Pandora Papers sheds light on ‘gatekeepers’ of dirty money, says European watchdog
A leading European watchdog has slammed the continent’s “particularly weak” defenses against crime and terrorist financing, saying few governments adequately track the owners of anonymous shell companies and none sufficiently monitor lawyers and the accountants who serve them.
In a new reportMONEYVAL, the Council of Europe’s financial crime research arm, issues a scathing rebuke to governments across Europe for their failure to tackle illicit money flows.

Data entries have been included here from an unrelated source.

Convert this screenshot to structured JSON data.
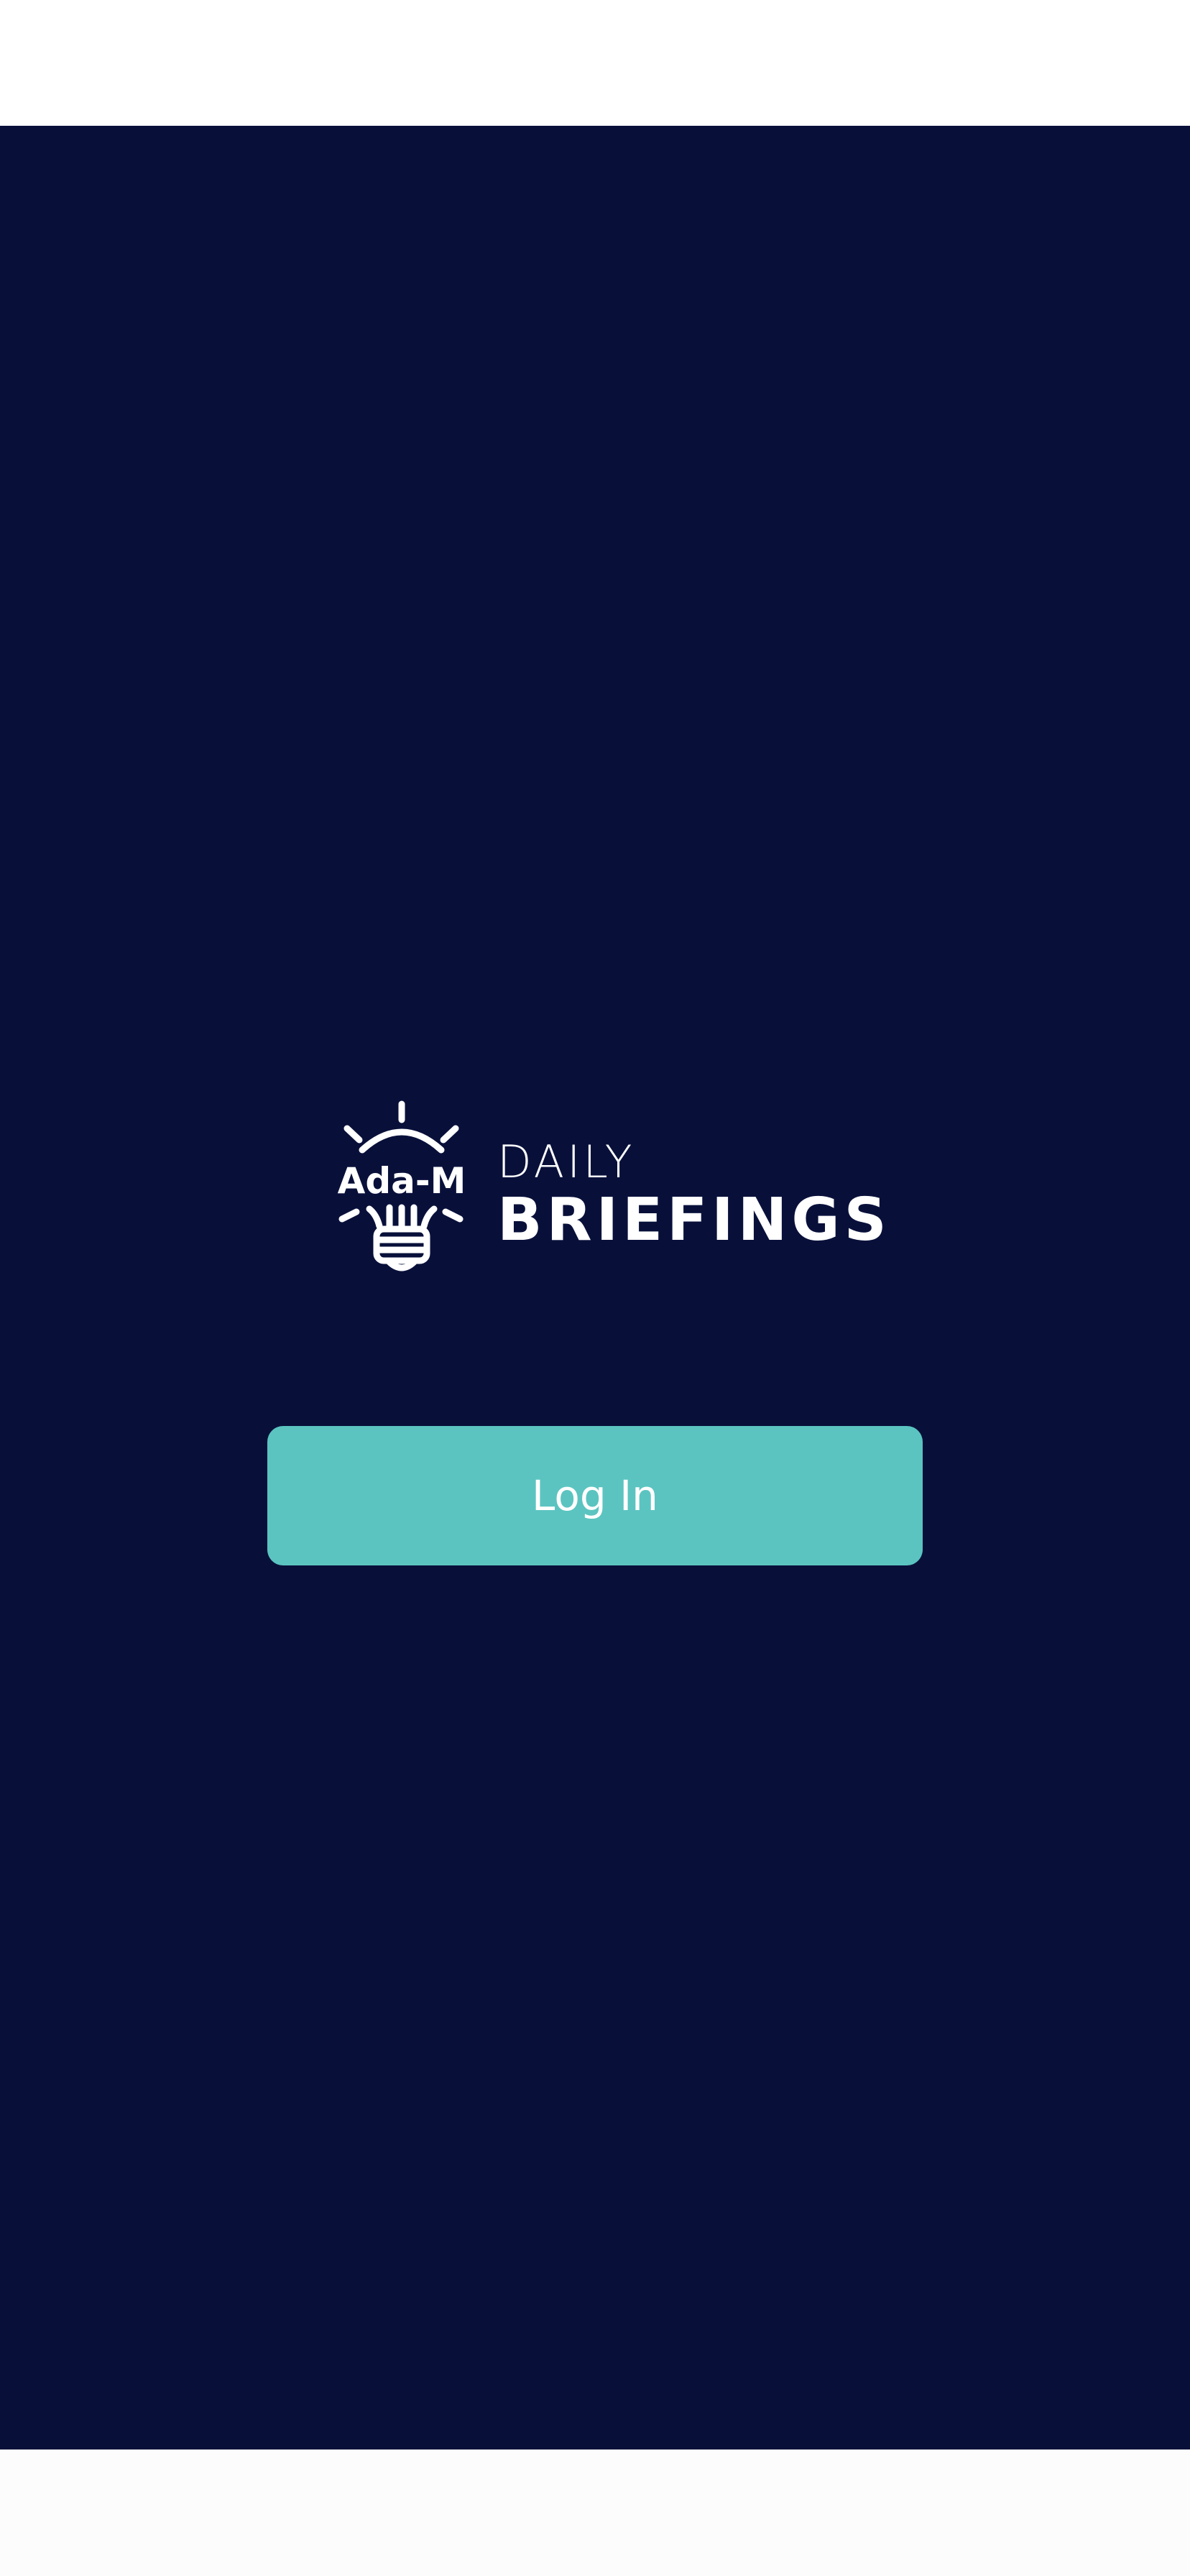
{
  "app": {
    "logo": {
      "icon_name": "lightbulb-icon",
      "icon_text": "Ada-M",
      "line1": "DAILY",
      "line2": "BRIEFINGS"
    },
    "login_button_label": "Log In"
  },
  "colors": {
    "background": "#08103a",
    "accent": "#5bc4c0",
    "text": "#ffffff"
  }
}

MONEYVAL gives prominence to the work of the International Consortium of Investigative Journalists, which over the past decade has published numerous articles on the flow of dirty money through Europe to the rest of the world. Citing the ICIJ’s 2021 Pandora Papers project, which was based on a giant leak from 14 so-called offshore service providers, MONEYVAL said the global journalistic collaboration showed “the growing scale of the threat of money laundering and the persistence of money launderers”.
In the introductory section of the report, Elżbieta Frankow-Jaśkiewicz, Chair of MONEYVAL, said that the ICIJ’s repeated exposure of the role of lawyers and accountants in aiding money laundering has caused the group to focus its attention last year on these so-called “guardian” professions. ICIJ’s work, she wrote, has shown that these professionals “can be complicit in large-scale transnational money laundering schemes involving corrupt politicians, as well as wealthy individuals seeking to evade ‘tax”.
In its report, MONEYVAL said that no European government effectively punishes lawyers, accountants and other access control professionals who break the law by facilitating financial crime. The report says only three countries have effective enforcement mechanisms to deter big banks from moving dirty money.
In 2020, the ICIJ, BuzzFeed News and over 100 other media partners released the FinCEN Files, an investigation revealing the role of the world’s largest banks in moving massive flows of dirty money through the financial system. The investigation revealed significant compliance failures and an attitude of banks treating the fines that regulators impose on them as a cost of doing business. As part of the project, the ICIJ uncovered large flows of suspicious money through HSBC, Deutsche Bank, Danske Bank and other major European financial institutions.
Formally known as the Committee of Experts on the Evaluation of Anti-Money Laundering Measures and the Financing of Terrorism, MONEYVAL is primarily a research organization and does not have the legal authority to compel countries Europeans to strengthen their laws or increase enforcement budgets. The group is a branch of the Council of Europe, founded after World War II to promote human rights across the continent.
Although Europe has unified financial regulations that allow money to flow easily across borders, the continent lacks a unified anti-money laundering authority. “This combination promotes a vicious circle of erosion” around the control of dirty money, according to an article from 2018 by researchers Joshua Kirschenbaum and Nicolas Véron. The result of uneven enforcement is causing the continued emergence of havens for financial crime across Europe, which “undermines the integrity of the entire European system”, the authors wrote.
MONEYVAL’s report found that some eurozone countries historically considered tax havens are regressing while others are improving. Andorra, a small country between France and Spain, was downgraded this year in the group’s assessment of the government’s actions to stop dirty money. Another notorious tax haven, Cyprus, appeared to institute changes last year, but too late for MONEYVAL to assess them.
Malta, another tax haven, made progress last year in implementing laws and regulations to protect against money laundering, according to the report. The Holy See, the jurisdiction of Vatican City, has also made significant progress following previous critical assessments of its financial crime controls.
Only a small handful of countries have established effective databases to help law enforcement identify the owners of anonymous front companies, which are registered in the names of so-called proxies or substitutes, officers and directors.
MONEYVAL found that only five countries collect ownership data in an effective way for law enforcement to have access to it. Still, the group said Gibraltar, another historic haven of secrecy, had taken steps to increase the transparency of ownership of companies registered there.
The watchdog’s report comes after a speech outlining various challenges in tackling dirty money by the chairman of governments’ top global body that sets policy standards to end financial crime.
In the speech Late last month, Financial Action Task Force Chairman Marcus Pleyer singled out shell companies and anonymous trusts as a major permanent tool for terrorists and other criminals, and said countries around the world were struggling always to get real results. Countries “in fact need to be effective in combating money laundering and terrorist financing,” Pleyer said. “Often this means going beyond the minimum requirements to put in place a system that is fit for purpose and capable of dealing with the risks we all face.”